[Required action]
Copy out all the records exactly.

[Excerpts from an interface dataset]
-=-=-=-=-
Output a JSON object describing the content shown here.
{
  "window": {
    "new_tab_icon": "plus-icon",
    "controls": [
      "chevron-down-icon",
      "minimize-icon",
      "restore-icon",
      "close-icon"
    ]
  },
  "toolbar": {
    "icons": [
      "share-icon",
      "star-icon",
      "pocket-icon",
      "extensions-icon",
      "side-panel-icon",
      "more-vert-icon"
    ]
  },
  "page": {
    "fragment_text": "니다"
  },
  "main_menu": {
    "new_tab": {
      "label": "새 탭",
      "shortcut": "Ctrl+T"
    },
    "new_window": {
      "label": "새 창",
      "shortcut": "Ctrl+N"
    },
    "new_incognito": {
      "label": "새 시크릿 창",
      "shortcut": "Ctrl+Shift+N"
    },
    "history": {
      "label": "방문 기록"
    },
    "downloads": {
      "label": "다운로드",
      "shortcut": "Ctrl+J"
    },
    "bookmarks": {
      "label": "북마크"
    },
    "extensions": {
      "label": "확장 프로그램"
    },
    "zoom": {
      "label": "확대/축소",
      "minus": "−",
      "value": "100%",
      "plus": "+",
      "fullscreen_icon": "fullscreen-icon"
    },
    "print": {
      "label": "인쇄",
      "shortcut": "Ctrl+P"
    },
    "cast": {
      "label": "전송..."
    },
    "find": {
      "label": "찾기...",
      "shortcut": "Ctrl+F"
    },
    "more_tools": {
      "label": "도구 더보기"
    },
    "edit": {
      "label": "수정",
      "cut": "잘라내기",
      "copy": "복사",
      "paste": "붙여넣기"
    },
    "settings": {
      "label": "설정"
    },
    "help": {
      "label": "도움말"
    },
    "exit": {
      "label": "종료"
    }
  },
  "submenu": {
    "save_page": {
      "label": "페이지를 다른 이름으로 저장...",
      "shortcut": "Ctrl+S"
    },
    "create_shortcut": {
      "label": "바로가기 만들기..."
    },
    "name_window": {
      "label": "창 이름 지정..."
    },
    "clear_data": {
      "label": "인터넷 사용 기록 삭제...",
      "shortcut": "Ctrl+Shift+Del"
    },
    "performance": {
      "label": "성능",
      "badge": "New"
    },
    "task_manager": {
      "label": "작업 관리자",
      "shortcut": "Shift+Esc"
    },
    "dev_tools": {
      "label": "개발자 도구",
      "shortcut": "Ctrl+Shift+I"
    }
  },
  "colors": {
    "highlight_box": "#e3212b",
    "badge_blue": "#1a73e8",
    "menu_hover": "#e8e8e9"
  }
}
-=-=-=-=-
[Response]
Output a JSON object describing the content shown here.
{
  "window": {
    "new_tab_icon": "plus-icon",
    "controls": [
      "chevron-down-icon",
      "minimize-icon",
      "restore-icon",
      "close-icon"
    ]
  },
  "toolbar": {
    "icons": [
      "share-icon",
      "star-icon",
      "pocket-icon",
      "extensions-icon",
      "side-panel-icon",
      "more-vert-icon"
    ]
  },
  "page": {
    "fragment_text": "니다"
  },
  "main_menu": {
    "new_tab": {
      "label": "새 탭",
      "shortcut": "Ctrl+T"
    },
    "new_window": {
      "label": "새 창",
      "shortcut": "Ctrl+N"
    },
    "new_incognito": {
      "label": "새 시크릿 창",
      "shortcut": "Ctrl+Shift+N"
    },
    "history": {
      "label": "방문 기록"
    },
    "downloads": {
      "label": "다운로드",
      "shortcut": "Ctrl+J"
    },
    "bookmarks": {
      "label": "북마크"
    },
    "extensions": {
      "label": "확장 프로그램"
    },
    "zoom": {
      "label": "확대/축소",
      "minus": "−",
      "value": "100%",
      "plus": "+",
      "fullscreen_icon": "fullscreen-icon"
    },
    "print": {
      "label": "인쇄",
      "shortcut": "Ctrl+P"
    },
    "cast": {
      "label": "전송..."
    },
    "find": {
      "label": "찾기...",
      "shortcut": "Ctrl+F"
    },
    "more_tools": {
      "label": "도구 더보기"
    },
    "edit": {
      "label": "수정",
      "cut": "잘라내기",
      "copy": "복사",
      "paste": "붙여넣기"
    },
    "settings": {
      "label": "설정"
    },
    "help": {
      "label": "도움말"
    },
    "exit": {
      "label": "종료"
    }
  },
  "submenu": {
    "save_page": {
      "label": "페이지를 다른 이름으로 저장...",
      "shortcut": "Ctrl+S"
    },
    "create_shortcut": {
      "label": "바로가기 만들기..."
    },
    "name_window": {
      "label": "창 이름 지정..."
    },
    "clear_data": {
      "label": "인터넷 사용 기록 삭제...",
      "shortcut": "Ctrl+Shift+Del"
    },
    "performance": {
      "label": "성능",
      "badge": "New"
    },
    "task_manager": {
      "label": "작업 관리자",
      "shortcut": "Shift+Esc"
    },
    "dev_tools": {
      "label": "개발자 도구",
      "shortcut": "Ctrl+Shift+I"
    }
  },
  "colors": {
    "highlight_box": "#e3212b",
    "badge_blue": "#1a73e8",
    "menu_hover": "#e8e8e9"
  }
}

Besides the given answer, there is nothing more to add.